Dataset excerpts
((
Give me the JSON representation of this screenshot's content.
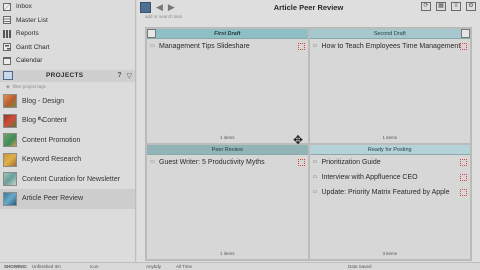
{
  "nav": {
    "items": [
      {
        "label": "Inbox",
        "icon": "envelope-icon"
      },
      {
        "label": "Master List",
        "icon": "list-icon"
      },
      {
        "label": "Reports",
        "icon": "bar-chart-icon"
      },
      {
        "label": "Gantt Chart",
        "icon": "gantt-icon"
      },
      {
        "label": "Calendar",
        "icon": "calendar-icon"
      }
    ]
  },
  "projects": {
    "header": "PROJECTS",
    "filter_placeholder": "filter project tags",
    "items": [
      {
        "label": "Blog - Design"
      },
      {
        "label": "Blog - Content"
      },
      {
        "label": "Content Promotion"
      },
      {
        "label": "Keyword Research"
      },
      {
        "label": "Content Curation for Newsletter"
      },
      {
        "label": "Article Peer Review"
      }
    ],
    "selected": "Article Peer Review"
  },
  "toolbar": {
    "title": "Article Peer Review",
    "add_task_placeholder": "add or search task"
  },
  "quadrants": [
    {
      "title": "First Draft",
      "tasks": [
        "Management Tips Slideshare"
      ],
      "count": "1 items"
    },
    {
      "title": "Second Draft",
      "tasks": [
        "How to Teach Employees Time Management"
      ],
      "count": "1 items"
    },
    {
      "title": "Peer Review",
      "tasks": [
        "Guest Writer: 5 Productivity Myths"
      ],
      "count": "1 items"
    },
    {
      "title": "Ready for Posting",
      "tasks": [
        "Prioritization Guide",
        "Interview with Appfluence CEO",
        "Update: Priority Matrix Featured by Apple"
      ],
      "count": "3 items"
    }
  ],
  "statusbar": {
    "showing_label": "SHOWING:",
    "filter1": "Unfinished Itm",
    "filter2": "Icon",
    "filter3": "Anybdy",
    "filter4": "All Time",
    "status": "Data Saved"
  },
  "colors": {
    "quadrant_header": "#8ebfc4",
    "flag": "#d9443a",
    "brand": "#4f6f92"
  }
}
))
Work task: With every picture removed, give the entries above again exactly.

Finished task:
Give me the JSON representation of this screenshot's content.
{
  "nav": {
    "items": [
      {
        "label": "Inbox",
        "icon": "envelope-icon"
      },
      {
        "label": "Master List",
        "icon": "list-icon"
      },
      {
        "label": "Reports",
        "icon": "bar-chart-icon"
      },
      {
        "label": "Gantt Chart",
        "icon": "gantt-icon"
      },
      {
        "label": "Calendar",
        "icon": "calendar-icon"
      }
    ]
  },
  "projects": {
    "header": "PROJECTS",
    "filter_placeholder": "filter project tags",
    "items": [
      {
        "label": "Blog - Design"
      },
      {
        "label": "Blog - Content"
      },
      {
        "label": "Content Promotion"
      },
      {
        "label": "Keyword Research"
      },
      {
        "label": "Content Curation for Newsletter"
      },
      {
        "label": "Article Peer Review"
      }
    ],
    "selected": "Article Peer Review"
  },
  "toolbar": {
    "title": "Article Peer Review",
    "add_task_placeholder": "add or search task"
  },
  "quadrants": [
    {
      "title": "First Draft",
      "tasks": [
        "Management Tips Slideshare"
      ],
      "count": "1 items"
    },
    {
      "title": "Second Draft",
      "tasks": [
        "How to Teach Employees Time Management"
      ],
      "count": "1 items"
    },
    {
      "title": "Peer Review",
      "tasks": [
        "Guest Writer: 5 Productivity Myths"
      ],
      "count": "1 items"
    },
    {
      "title": "Ready for Posting",
      "tasks": [
        "Prioritization Guide",
        "Interview with Appfluence CEO",
        "Update: Priority Matrix Featured by Apple"
      ],
      "count": "3 items"
    }
  ],
  "statusbar": {
    "showing_label": "SHOWING:",
    "filter1": "Unfinished Itm",
    "filter2": "Icon",
    "filter3": "Anybdy",
    "filter4": "All Time",
    "status": "Data Saved"
  },
  "colors": {
    "quadrant_header": "#8ebfc4",
    "flag": "#d9443a",
    "brand": "#4f6f92"
  }
}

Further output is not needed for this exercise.